╭──

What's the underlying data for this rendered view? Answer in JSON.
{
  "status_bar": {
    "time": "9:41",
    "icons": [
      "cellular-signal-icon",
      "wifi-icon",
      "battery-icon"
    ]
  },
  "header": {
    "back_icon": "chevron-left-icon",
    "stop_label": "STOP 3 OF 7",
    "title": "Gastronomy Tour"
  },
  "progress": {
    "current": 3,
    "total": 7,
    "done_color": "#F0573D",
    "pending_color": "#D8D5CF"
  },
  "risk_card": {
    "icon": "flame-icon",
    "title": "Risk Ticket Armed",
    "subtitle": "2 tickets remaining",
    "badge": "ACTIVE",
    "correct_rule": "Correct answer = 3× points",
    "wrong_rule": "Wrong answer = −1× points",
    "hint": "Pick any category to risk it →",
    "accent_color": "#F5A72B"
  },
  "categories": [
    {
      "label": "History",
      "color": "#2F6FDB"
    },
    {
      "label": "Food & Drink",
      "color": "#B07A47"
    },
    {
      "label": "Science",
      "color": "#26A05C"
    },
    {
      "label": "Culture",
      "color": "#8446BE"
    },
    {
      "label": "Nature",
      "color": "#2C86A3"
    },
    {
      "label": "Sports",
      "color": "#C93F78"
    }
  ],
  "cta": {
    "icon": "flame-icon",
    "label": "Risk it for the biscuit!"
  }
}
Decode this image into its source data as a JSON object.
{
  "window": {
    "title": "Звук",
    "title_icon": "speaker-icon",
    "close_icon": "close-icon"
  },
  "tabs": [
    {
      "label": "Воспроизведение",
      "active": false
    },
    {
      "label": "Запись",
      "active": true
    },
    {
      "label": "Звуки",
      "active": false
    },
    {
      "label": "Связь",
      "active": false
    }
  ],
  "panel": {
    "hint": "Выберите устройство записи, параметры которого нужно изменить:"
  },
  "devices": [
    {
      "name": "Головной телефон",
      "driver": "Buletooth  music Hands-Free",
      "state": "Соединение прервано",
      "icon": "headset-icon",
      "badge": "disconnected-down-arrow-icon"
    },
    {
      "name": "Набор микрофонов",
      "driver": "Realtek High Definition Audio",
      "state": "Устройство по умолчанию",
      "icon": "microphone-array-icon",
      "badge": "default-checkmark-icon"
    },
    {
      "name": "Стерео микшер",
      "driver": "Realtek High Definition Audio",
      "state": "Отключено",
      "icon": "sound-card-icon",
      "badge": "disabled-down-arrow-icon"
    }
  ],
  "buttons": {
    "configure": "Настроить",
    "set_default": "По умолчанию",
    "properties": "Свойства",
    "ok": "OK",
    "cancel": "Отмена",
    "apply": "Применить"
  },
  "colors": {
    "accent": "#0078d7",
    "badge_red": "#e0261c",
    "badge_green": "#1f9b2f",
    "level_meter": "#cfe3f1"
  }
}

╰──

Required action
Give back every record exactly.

Reply to the exercise
What's the underlying data for this rendered view? Answer in JSON.
{
  "status_bar": {
    "time": "9:41",
    "icons": [
      "cellular-signal-icon",
      "wifi-icon",
      "battery-icon"
    ]
  },
  "header": {
    "back_icon": "chevron-left-icon",
    "stop_label": "STOP 3 OF 7",
    "title": "Gastronomy Tour"
  },
  "progress": {
    "current": 3,
    "total": 7,
    "done_color": "#F0573D",
    "pending_color": "#D8D5CF"
  },
  "risk_card": {
    "icon": "flame-icon",
    "title": "Risk Ticket Armed",
    "subtitle": "2 tickets remaining",
    "badge": "ACTIVE",
    "correct_rule": "Correct answer = 3× points",
    "wrong_rule": "Wrong answer = −1× points",
    "hint": "Pick any category to risk it →",
    "accent_color": "#F5A72B"
  },
  "categories": [
    {
      "label": "History",
      "color": "#2F6FDB"
    },
    {
      "label": "Food & Drink",
      "color": "#B07A47"
    },
    {
      "label": "Science",
      "color": "#26A05C"
    },
    {
      "label": "Culture",
      "color": "#8446BE"
    },
    {
      "label": "Nature",
      "color": "#2C86A3"
    },
    {
      "label": "Sports",
      "color": "#C93F78"
    }
  ],
  "cta": {
    "icon": "flame-icon",
    "label": "Risk it for the biscuit!"
  }
}
Decode this image into its source data as a JSON object.
{
  "window": {
    "title": "Звук",
    "title_icon": "speaker-icon",
    "close_icon": "close-icon"
  },
  "tabs": [
    {
      "label": "Воспроизведение",
      "active": false
    },
    {
      "label": "Запись",
      "active": true
    },
    {
      "label": "Звуки",
      "active": false
    },
    {
      "label": "Связь",
      "active": false
    }
  ],
  "panel": {
    "hint": "Выберите устройство записи, параметры которого нужно изменить:"
  },
  "devices": [
    {
      "name": "Головной телефон",
      "driver": "Buletooth  music Hands-Free",
      "state": "Соединение прервано",
      "icon": "headset-icon",
      "badge": "disconnected-down-arrow-icon"
    },
    {
      "name": "Набор микрофонов",
      "driver": "Realtek High Definition Audio",
      "state": "Устройство по умолчанию",
      "icon": "microphone-array-icon",
      "badge": "default-checkmark-icon"
    },
    {
      "name": "Стерео микшер",
      "driver": "Realtek High Definition Audio",
      "state": "Отключено",
      "icon": "sound-card-icon",
      "badge": "disabled-down-arrow-icon"
    }
  ],
  "buttons": {
    "configure": "Настроить",
    "set_default": "По умолчанию",
    "properties": "Свойства",
    "ok": "OK",
    "cancel": "Отмена",
    "apply": "Применить"
  },
  "colors": {
    "accent": "#0078d7",
    "badge_red": "#e0261c",
    "badge_green": "#1f9b2f",
    "level_meter": "#cfe3f1"
  }
}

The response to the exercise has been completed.